__TASK GOAL__. Your output should match the listing below word for word, without any images.

__DATASET RECORDS__.
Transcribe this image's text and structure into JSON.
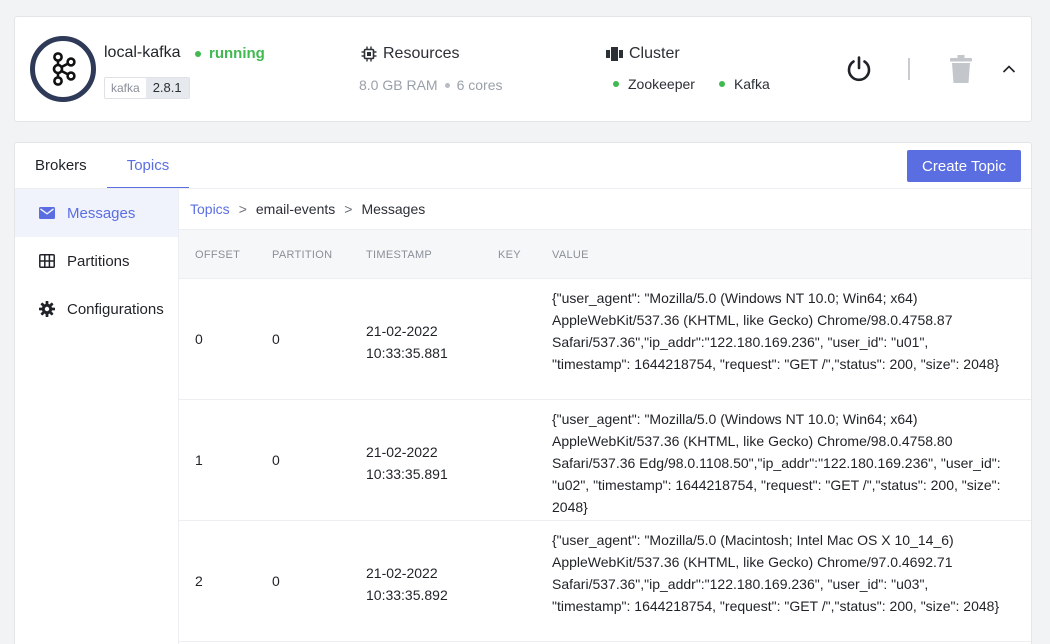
{
  "instance": {
    "name": "local-kafka",
    "status": "running",
    "tag_key": "kafka",
    "tag_value": "2.8.1",
    "status_color": "#3fb950"
  },
  "resources": {
    "title": "Resources",
    "ram": "8.0 GB RAM",
    "cores": "6 cores"
  },
  "cluster": {
    "title": "Cluster",
    "items": [
      "Zookeeper",
      "Kafka"
    ]
  },
  "tabs": [
    "Brokers",
    "Topics"
  ],
  "active_tab": "Topics",
  "create_button": "Create Topic",
  "accent_color": "#5b6ee1",
  "sidebar": [
    {
      "label": "Messages",
      "icon": "envelope-icon"
    },
    {
      "label": "Partitions",
      "icon": "grid-icon"
    },
    {
      "label": "Configurations",
      "icon": "gear-icon"
    }
  ],
  "breadcrumb": [
    "Topics",
    "email-events",
    "Messages"
  ],
  "columns": [
    "OFFSET",
    "PARTITION",
    "TIMESTAMP",
    "KEY",
    "VALUE"
  ],
  "rows": [
    {
      "offset": "0",
      "partition": "0",
      "timestamp": "21-02-2022 10:33:35.881",
      "key": "",
      "value": "{\"user_agent\": \"Mozilla/5.0 (Windows NT 10.0; Win64; x64) AppleWebKit/537.36 (KHTML, like Gecko) Chrome/98.0.4758.87 Safari/537.36\",\"ip_addr\":\"122.180.169.236\", \"user_id\": \"u01\", \"timestamp\": 1644218754, \"request\": \"GET /\",\"status\": 200, \"size\": 2048}"
    },
    {
      "offset": "1",
      "partition": "0",
      "timestamp": "21-02-2022 10:33:35.891",
      "key": "",
      "value": "{\"user_agent\": \"Mozilla/5.0 (Windows NT 10.0; Win64; x64) AppleWebKit/537.36 (KHTML, like Gecko) Chrome/98.0.4758.80 Safari/537.36 Edg/98.0.1108.50\",\"ip_addr\":\"122.180.169.236\", \"user_id\": \"u02\", \"timestamp\": 1644218754, \"request\": \"GET /\",\"status\": 200, \"size\": 2048}"
    },
    {
      "offset": "2",
      "partition": "0",
      "timestamp": "21-02-2022 10:33:35.892",
      "key": "",
      "value": "{\"user_agent\": \"Mozilla/5.0 (Macintosh; Intel Mac OS X 10_14_6) AppleWebKit/537.36 (KHTML, like Gecko) Chrome/97.0.4692.71 Safari/537.36\",\"ip_addr\":\"122.180.169.236\", \"user_id\": \"u03\", \"timestamp\": 1644218754, \"request\": \"GET /\",\"status\": 200, \"size\": 2048}"
    }
  ]
}
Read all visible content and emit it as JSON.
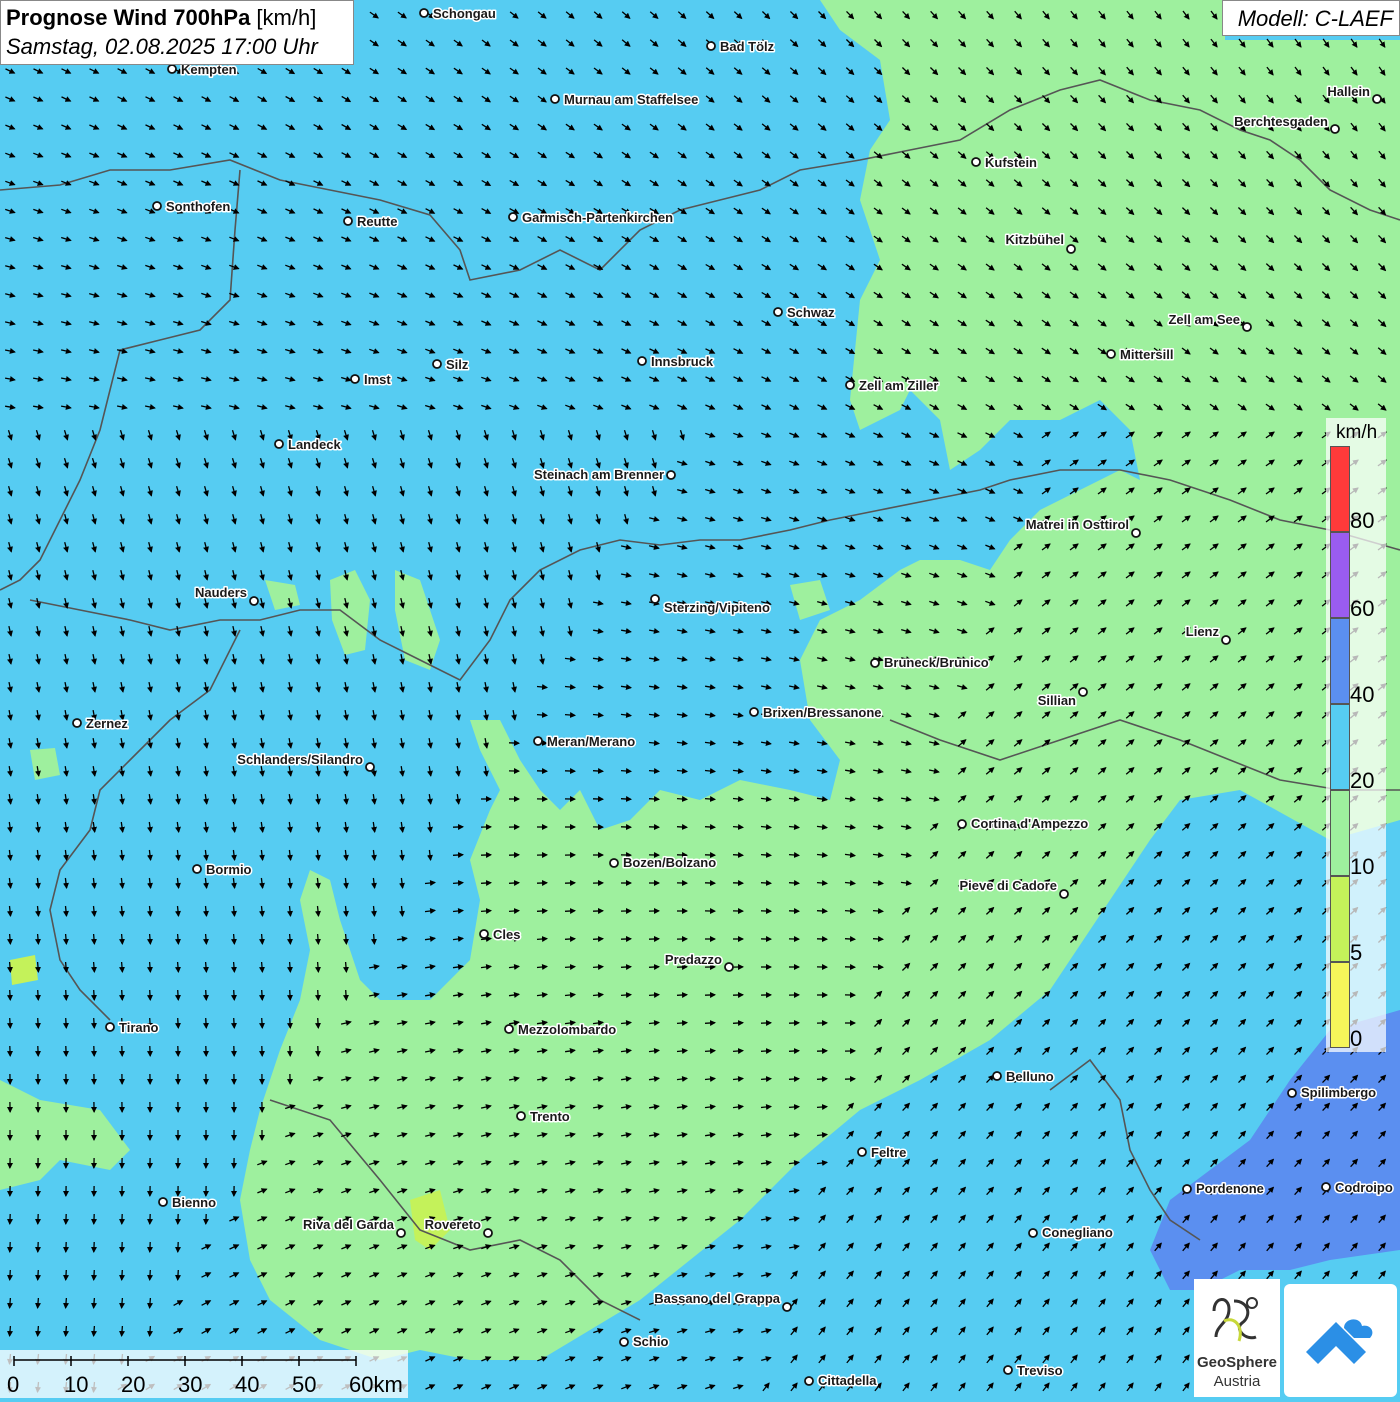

__SOLUTION TO THIS EXERCISE__.
Transcribe this image's text and structure into JSON.
{
  "instance": {
    "name": "local-kafka",
    "status": "running",
    "tag_key": "kafka",
    "tag_value": "2.8.1",
    "status_color": "#3fb950"
  },
  "resources": {
    "title": "Resources",
    "ram": "8.0 GB RAM",
    "cores": "6 cores"
  },
  "cluster": {
    "title": "Cluster",
    "items": [
      "Zookeeper",
      "Kafka"
    ]
  },
  "tabs": [
    "Brokers",
    "Topics"
  ],
  "active_tab": "Topics",
  "create_button": "Create Topic",
  "accent_color": "#5b6ee1",
  "sidebar": [
    {
      "label": "Messages",
      "icon": "envelope-icon"
    },
    {
      "label": "Partitions",
      "icon": "grid-icon"
    },
    {
      "label": "Configurations",
      "icon": "gear-icon"
    }
  ],
  "breadcrumb": [
    "Topics",
    "email-events",
    "Messages"
  ],
  "columns": [
    "OFFSET",
    "PARTITION",
    "TIMESTAMP",
    "KEY",
    "VALUE"
  ],
  "rows": [
    {
      "offset": "0",
      "partition": "0",
      "timestamp": "21-02-2022 10:33:35.881",
      "key": "",
      "value": "{\"user_agent\": \"Mozilla/5.0 (Windows NT 10.0; Win64; x64) AppleWebKit/537.36 (KHTML, like Gecko) Chrome/98.0.4758.87 Safari/537.36\",\"ip_addr\":\"122.180.169.236\", \"user_id\": \"u01\", \"timestamp\": 1644218754, \"request\": \"GET /\",\"status\": 200, \"size\": 2048}"
    },
    {
      "offset": "1",
      "partition": "0",
      "timestamp": "21-02-2022 10:33:35.891",
      "key": "",
      "value": "{\"user_agent\": \"Mozilla/5.0 (Windows NT 10.0; Win64; x64) AppleWebKit/537.36 (KHTML, like Gecko) Chrome/98.0.4758.80 Safari/537.36 Edg/98.0.1108.50\",\"ip_addr\":\"122.180.169.236\", \"user_id\": \"u02\", \"timestamp\": 1644218754, \"request\": \"GET /\",\"status\": 200, \"size\": 2048}"
    },
    {
      "offset": "2",
      "partition": "0",
      "timestamp": "21-02-2022 10:33:35.892",
      "key": "",
      "value": "{\"user_agent\": \"Mozilla/5.0 (Macintosh; Intel Mac OS X 10_14_6) AppleWebKit/537.36 (KHTML, like Gecko) Chrome/97.0.4692.71 Safari/537.36\",\"ip_addr\":\"122.180.169.236\", \"user_id\": \"u03\", \"timestamp\": 1644218754, \"request\": \"GET /\",\"status\": 200, \"size\": 2048}"
    }
  ]
}
Read all visible content and emit it as JSON.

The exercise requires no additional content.